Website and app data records
-- -- --
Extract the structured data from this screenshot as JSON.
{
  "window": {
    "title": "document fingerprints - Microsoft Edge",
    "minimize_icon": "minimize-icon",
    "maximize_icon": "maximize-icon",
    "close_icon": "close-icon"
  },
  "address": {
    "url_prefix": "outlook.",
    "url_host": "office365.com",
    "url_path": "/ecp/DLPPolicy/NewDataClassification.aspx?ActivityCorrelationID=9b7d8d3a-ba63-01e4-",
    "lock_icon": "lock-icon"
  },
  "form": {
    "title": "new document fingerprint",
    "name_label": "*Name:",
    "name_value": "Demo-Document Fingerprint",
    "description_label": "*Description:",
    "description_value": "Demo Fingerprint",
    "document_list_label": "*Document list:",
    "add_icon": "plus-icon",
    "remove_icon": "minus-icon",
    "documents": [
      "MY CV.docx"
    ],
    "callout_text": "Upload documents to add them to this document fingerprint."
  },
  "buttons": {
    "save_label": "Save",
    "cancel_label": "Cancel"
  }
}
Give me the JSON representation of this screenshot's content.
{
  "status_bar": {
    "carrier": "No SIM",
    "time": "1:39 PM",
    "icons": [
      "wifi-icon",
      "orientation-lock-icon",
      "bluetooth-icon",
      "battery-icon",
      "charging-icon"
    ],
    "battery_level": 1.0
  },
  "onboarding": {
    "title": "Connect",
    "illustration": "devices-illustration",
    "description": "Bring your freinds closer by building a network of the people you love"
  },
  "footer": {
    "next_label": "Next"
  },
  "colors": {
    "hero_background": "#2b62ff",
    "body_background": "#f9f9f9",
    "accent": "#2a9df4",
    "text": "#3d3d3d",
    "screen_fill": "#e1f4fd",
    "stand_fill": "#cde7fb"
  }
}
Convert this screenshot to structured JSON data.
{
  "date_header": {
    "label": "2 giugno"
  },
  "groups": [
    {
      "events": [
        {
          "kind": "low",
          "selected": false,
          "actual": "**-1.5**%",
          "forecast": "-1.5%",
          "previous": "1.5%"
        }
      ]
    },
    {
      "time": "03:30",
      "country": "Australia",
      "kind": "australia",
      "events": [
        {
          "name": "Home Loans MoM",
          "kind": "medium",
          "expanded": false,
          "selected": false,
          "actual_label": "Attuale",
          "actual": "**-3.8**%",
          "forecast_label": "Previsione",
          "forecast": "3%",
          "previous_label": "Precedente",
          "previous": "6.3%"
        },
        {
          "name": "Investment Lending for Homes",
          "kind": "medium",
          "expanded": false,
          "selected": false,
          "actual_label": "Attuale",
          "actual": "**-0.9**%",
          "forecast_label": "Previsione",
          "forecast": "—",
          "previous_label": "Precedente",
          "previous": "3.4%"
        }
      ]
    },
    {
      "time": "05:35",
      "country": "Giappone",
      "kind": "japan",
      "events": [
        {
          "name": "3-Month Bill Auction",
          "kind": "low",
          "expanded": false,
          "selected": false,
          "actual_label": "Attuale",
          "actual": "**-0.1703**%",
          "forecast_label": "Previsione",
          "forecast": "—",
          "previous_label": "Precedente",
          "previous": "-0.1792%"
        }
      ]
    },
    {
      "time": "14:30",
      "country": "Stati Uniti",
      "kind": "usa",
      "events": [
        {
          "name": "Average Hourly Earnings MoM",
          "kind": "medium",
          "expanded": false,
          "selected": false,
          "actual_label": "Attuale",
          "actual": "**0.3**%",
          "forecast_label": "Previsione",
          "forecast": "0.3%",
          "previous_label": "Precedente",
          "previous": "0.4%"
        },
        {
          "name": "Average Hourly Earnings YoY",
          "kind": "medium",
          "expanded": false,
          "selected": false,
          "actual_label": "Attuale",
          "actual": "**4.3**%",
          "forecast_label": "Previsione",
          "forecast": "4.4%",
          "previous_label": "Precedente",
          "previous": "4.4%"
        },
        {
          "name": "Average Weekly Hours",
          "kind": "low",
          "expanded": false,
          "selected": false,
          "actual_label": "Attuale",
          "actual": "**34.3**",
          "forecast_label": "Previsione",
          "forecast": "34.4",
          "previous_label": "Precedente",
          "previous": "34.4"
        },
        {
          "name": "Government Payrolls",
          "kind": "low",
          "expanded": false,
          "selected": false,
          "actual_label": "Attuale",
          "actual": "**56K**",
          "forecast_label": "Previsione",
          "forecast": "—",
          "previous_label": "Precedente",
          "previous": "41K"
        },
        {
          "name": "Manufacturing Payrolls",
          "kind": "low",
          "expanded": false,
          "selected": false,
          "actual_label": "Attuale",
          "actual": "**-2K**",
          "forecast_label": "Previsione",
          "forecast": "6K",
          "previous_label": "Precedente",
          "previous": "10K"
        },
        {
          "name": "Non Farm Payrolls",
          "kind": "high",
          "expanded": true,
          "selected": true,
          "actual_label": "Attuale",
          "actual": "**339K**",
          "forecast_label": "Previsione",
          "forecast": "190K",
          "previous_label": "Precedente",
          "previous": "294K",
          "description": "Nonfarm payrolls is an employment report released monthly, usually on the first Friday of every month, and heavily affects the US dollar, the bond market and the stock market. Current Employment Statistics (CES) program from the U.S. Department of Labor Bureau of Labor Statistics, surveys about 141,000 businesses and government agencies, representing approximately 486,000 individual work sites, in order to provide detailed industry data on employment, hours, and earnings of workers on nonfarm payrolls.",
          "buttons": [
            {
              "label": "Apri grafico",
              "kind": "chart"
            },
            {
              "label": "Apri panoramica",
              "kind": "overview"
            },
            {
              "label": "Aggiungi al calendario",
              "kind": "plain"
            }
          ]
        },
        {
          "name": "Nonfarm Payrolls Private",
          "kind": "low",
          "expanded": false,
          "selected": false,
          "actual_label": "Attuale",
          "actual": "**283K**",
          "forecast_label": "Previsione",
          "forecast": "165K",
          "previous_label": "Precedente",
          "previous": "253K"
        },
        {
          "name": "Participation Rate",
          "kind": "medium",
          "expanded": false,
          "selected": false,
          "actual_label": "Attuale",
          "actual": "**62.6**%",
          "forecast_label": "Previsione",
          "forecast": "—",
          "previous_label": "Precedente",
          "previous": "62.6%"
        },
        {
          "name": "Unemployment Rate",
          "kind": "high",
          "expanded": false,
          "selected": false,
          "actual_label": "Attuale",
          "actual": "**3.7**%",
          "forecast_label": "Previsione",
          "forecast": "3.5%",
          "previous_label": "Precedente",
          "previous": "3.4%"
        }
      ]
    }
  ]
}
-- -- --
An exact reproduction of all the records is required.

Extract the structured data from this screenshot as JSON.
{
  "window": {
    "title": "document fingerprints - Microsoft Edge",
    "minimize_icon": "minimize-icon",
    "maximize_icon": "maximize-icon",
    "close_icon": "close-icon"
  },
  "address": {
    "url_prefix": "outlook.",
    "url_host": "office365.com",
    "url_path": "/ecp/DLPPolicy/NewDataClassification.aspx?ActivityCorrelationID=9b7d8d3a-ba63-01e4-",
    "lock_icon": "lock-icon"
  },
  "form": {
    "title": "new document fingerprint",
    "name_label": "*Name:",
    "name_value": "Demo-Document Fingerprint",
    "description_label": "*Description:",
    "description_value": "Demo Fingerprint",
    "document_list_label": "*Document list:",
    "add_icon": "plus-icon",
    "remove_icon": "minus-icon",
    "documents": [
      "MY CV.docx"
    ],
    "callout_text": "Upload documents to add them to this document fingerprint."
  },
  "buttons": {
    "save_label": "Save",
    "cancel_label": "Cancel"
  }
}
Give me the JSON representation of this screenshot's content.
{
  "status_bar": {
    "carrier": "No SIM",
    "time": "1:39 PM",
    "icons": [
      "wifi-icon",
      "orientation-lock-icon",
      "bluetooth-icon",
      "battery-icon",
      "charging-icon"
    ],
    "battery_level": 1.0
  },
  "onboarding": {
    "title": "Connect",
    "illustration": "devices-illustration",
    "description": "Bring your freinds closer by building a network of the people you love"
  },
  "footer": {
    "next_label": "Next"
  },
  "colors": {
    "hero_background": "#2b62ff",
    "body_background": "#f9f9f9",
    "accent": "#2a9df4",
    "text": "#3d3d3d",
    "screen_fill": "#e1f4fd",
    "stand_fill": "#cde7fb"
  }
}
Convert this screenshot to structured JSON data.
{
  "date_header": {
    "label": "2 giugno"
  },
  "groups": [
    {
      "events": [
        {
          "kind": "low",
          "selected": false,
          "actual": "**-1.5**%",
          "forecast": "-1.5%",
          "previous": "1.5%"
        }
      ]
    },
    {
      "time": "03:30",
      "country": "Australia",
      "kind": "australia",
      "events": [
        {
          "name": "Home Loans MoM",
          "kind": "medium",
          "expanded": false,
          "selected": false,
          "actual_label": "Attuale",
          "actual": "**-3.8**%",
          "forecast_label": "Previsione",
          "forecast": "3%",
          "previous_label": "Precedente",
          "previous": "6.3%"
        },
        {
          "name": "Investment Lending for Homes",
          "kind": "medium",
          "expanded": false,
          "selected": false,
          "actual_label": "Attuale",
          "actual": "**-0.9**%",
          "forecast_label": "Previsione",
          "forecast": "—",
          "previous_label": "Precedente",
          "previous": "3.4%"
        }
      ]
    },
    {
      "time": "05:35",
      "country": "Giappone",
      "kind": "japan",
      "events": [
        {
          "name": "3-Month Bill Auction",
          "kind": "low",
          "expanded": false,
          "selected": false,
          "actual_label": "Attuale",
          "actual": "**-0.1703**%",
          "forecast_label": "Previsione",
          "forecast": "—",
          "previous_label": "Precedente",
          "previous": "-0.1792%"
        }
      ]
    },
    {
      "time": "14:30",
      "country": "Stati Uniti",
      "kind": "usa",
      "events": [
        {
          "name": "Average Hourly Earnings MoM",
          "kind": "medium",
          "expanded": false,
          "selected": false,
          "actual_label": "Attuale",
          "actual": "**0.3**%",
          "forecast_label": "Previsione",
          "forecast": "0.3%",
          "previous_label": "Precedente",
          "previous": "0.4%"
        },
        {
          "name": "Average Hourly Earnings YoY",
          "kind": "medium",
          "expanded": false,
          "selected": false,
          "actual_label": "Attuale",
          "actual": "**4.3**%",
          "forecast_label": "Previsione",
          "forecast": "4.4%",
          "previous_label": "Precedente",
          "previous": "4.4%"
        },
        {
          "name": "Average Weekly Hours",
          "kind": "low",
          "expanded": false,
          "selected": false,
          "actual_label": "Attuale",
          "actual": "**34.3**",
          "forecast_label": "Previsione",
          "forecast": "34.4",
          "previous_label": "Precedente",
          "previous": "34.4"
        },
        {
          "name": "Government Payrolls",
          "kind": "low",
          "expanded": false,
          "selected": false,
          "actual_label": "Attuale",
          "actual": "**56K**",
          "forecast_label": "Previsione",
          "forecast": "—",
          "previous_label": "Precedente",
          "previous": "41K"
        },
        {
          "name": "Manufacturing Payrolls",
          "kind": "low",
          "expanded": false,
          "selected": false,
          "actual_label": "Attuale",
          "actual": "**-2K**",
          "forecast_label": "Previsione",
          "forecast": "6K",
          "previous_label": "Precedente",
          "previous": "10K"
        },
        {
          "name": "Non Farm Payrolls",
          "kind": "high",
          "expanded": true,
          "selected": true,
          "actual_label": "Attuale",
          "actual": "**339K**",
          "forecast_label": "Previsione",
          "forecast": "190K",
          "previous_label": "Precedente",
          "previous": "294K",
          "description": "Nonfarm payrolls is an employment report released monthly, usually on the first Friday of every month, and heavily affects the US dollar, the bond market and the stock market. Current Employment Statistics (CES) program from the U.S. Department of Labor Bureau of Labor Statistics, surveys about 141,000 businesses and government agencies, representing approximately 486,000 individual work sites, in order to provide detailed industry data on employment, hours, and earnings of workers on nonfarm payrolls.",
          "buttons": [
            {
              "label": "Apri grafico",
              "kind": "chart"
            },
            {
              "label": "Apri panoramica",
              "kind": "overview"
            },
            {
              "label": "Aggiungi al calendario",
              "kind": "plain"
            }
          ]
        },
        {
          "name": "Nonfarm Payrolls Private",
          "kind": "low",
          "expanded": false,
          "selected": false,
          "actual_label": "Attuale",
          "actual": "**283K**",
          "forecast_label": "Previsione",
          "forecast": "165K",
          "previous_label": "Precedente",
          "previous": "253K"
        },
        {
          "name": "Participation Rate",
          "kind": "medium",
          "expanded": false,
          "selected": false,
          "actual_label": "Attuale",
          "actual": "**62.6**%",
          "forecast_label": "Previsione",
          "forecast": "—",
          "previous_label": "Precedente",
          "previous": "62.6%"
        },
        {
          "name": "Unemployment Rate",
          "kind": "high",
          "expanded": false,
          "selected": false,
          "actual_label": "Attuale",
          "actual": "**3.7**%",
          "forecast_label": "Previsione",
          "forecast": "3.5%",
          "previous_label": "Precedente",
          "previous": "3.4%"
        }
      ]
    }
  ]
}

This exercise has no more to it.